Edoardo Zavattari (1883-1972). His Scientific Work Fifty Years after his Death


  • Pierangelo Crucitti Società Romana di Scienze Naturali, Roma, I
  • Spartaco Gippoliti Società Italiana per la Storia della Fauna "G. Altobello" , Roma, I


Tropical biology, Libya, Ethiopia, Colonialism, One health

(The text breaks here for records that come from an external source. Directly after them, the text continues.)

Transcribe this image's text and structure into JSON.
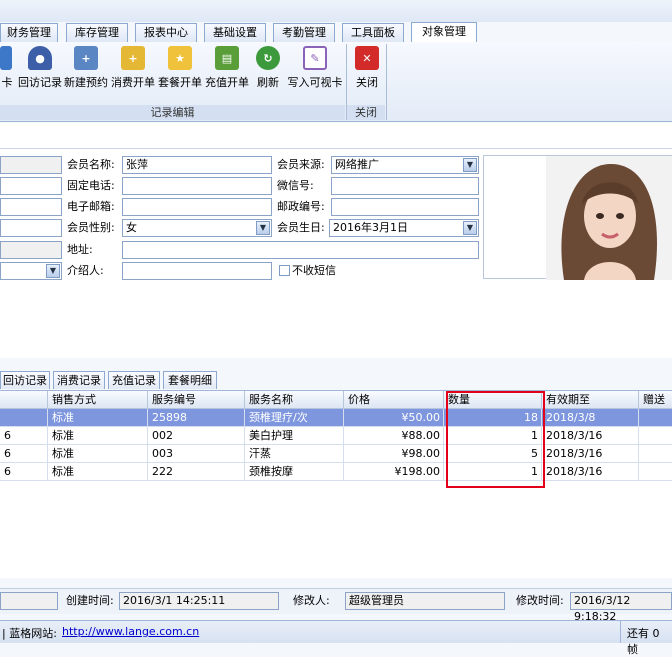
{
  "menu_tabs": [
    "财务管理",
    "库存管理",
    "报表中心",
    "基础设置",
    "考勤管理",
    "工具面板",
    "对象管理"
  ],
  "ribbon": {
    "buttons": [
      "卡",
      "回访记录",
      "新建预约",
      "消费开单",
      "套餐开单",
      "充值开单",
      "刷新",
      "写入可视卡"
    ],
    "close_label": "关闭",
    "group_edit_label": "记录编辑",
    "group_close_label": "关闭"
  },
  "form": {
    "member_name_label": "会员名称:",
    "member_name_value": "张萍",
    "phone_label": "固定电话:",
    "email_label": "电子邮箱:",
    "gender_label": "会员性别:",
    "gender_value": "女",
    "address_label": "地址:",
    "referrer_label": "介绍人:",
    "source_label": "会员来源:",
    "source_value": "网络推广",
    "wechat_label": "微信号:",
    "postcode_label": "邮政编号:",
    "birthday_label": "会员生日:",
    "birthday_value": "2016年3月1日",
    "no_sms_label": "不收短信"
  },
  "record_tabs": [
    "回访记录",
    "消费记录",
    "充值记录",
    "套餐明细"
  ],
  "grid": {
    "columns": [
      "销售方式",
      "服务编号",
      "服务名称",
      "价格",
      "数量",
      "有效期至",
      "赠送"
    ],
    "rows": [
      {
        "prefix": "",
        "sale": "标准",
        "code": "25898",
        "name": "颈椎理疗/次",
        "price": "¥50.00",
        "qty": "18",
        "expiry": "2018/3/8"
      },
      {
        "prefix": "6",
        "sale": "标准",
        "code": "002",
        "name": "美白护理",
        "price": "¥88.00",
        "qty": "1",
        "expiry": "2018/3/16"
      },
      {
        "prefix": "6",
        "sale": "标准",
        "code": "003",
        "name": "汗蒸",
        "price": "¥98.00",
        "qty": "5",
        "expiry": "2018/3/16"
      },
      {
        "prefix": "6",
        "sale": "标准",
        "code": "222",
        "name": "颈椎按摩",
        "price": "¥198.00",
        "qty": "1",
        "expiry": "2018/3/16"
      }
    ]
  },
  "footer": {
    "created_label": "创建时间:",
    "created_value": "2016/3/1 14:25:11",
    "modifier_label": "修改人:",
    "modifier_value": "超级管理员",
    "modified_label": "修改时间:",
    "modified_value": "2016/3/12 9:18:32"
  },
  "status": {
    "site_label": "| 蓝格网站:",
    "site_url": "http://www.lange.com.cn",
    "right_text": "还有 0 帧"
  }
}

EDOARDO ZAVATTARI (1883-1972): HIS SCIENTIFIC WORK FIFTY YEARS AFTER HIS DEATHEdoardo Zavattari graduated at Turin University first in Medicine in 1908 and later in Natural Sciences in 1911. His earlier papers dealt  with systematics of Hymenoptera but from the beginning he showed a growing interest in tropical biology and in 1913 he specialized in Tropical Medicine in London. After the First World War, he travelled extensively in Europe, the Near East and Africa while holding the chair of Zoology at Pavia University in 1923. His scientific interests met the political wish of the Fascist Regime to expand Italian colonial power in Africa. After several expeditions in Fezzan and other Libyan regions, in 1934 Zavattari published a complete overview of the zoological knowledge of Libya (Prodromo della Fauna della Libia). Starting from 1935 he was director of the Institute of Zoology at Rome University and founded the journal Rivista di Biologia Coloniale. After the conquest of Ethiopia, he led two important biological expeditions - Borana (1937) and Sagan-Omo (1939) in the littleknown southern regions of the country, under the auspices of the Reale Accademia d’Italia - Centro Studi Africa Orientale Italiana. His view of the need for a holistic approach to biological research that encompasses not only Zoology and Botany, but also humans, domestic animals and their parasites, makes Zavattari a precursor of a One Health approach to environmental research and public health. After the Second World War, he directed his scientific main interests towards biogeographical relationships of some Italian small islands. Zavattari’s adherence to the Manifesto della Razza that in 1938 put Italy in line with the racial policy of the Nazi Regime represents an enduring stain in the scientist’s personal history.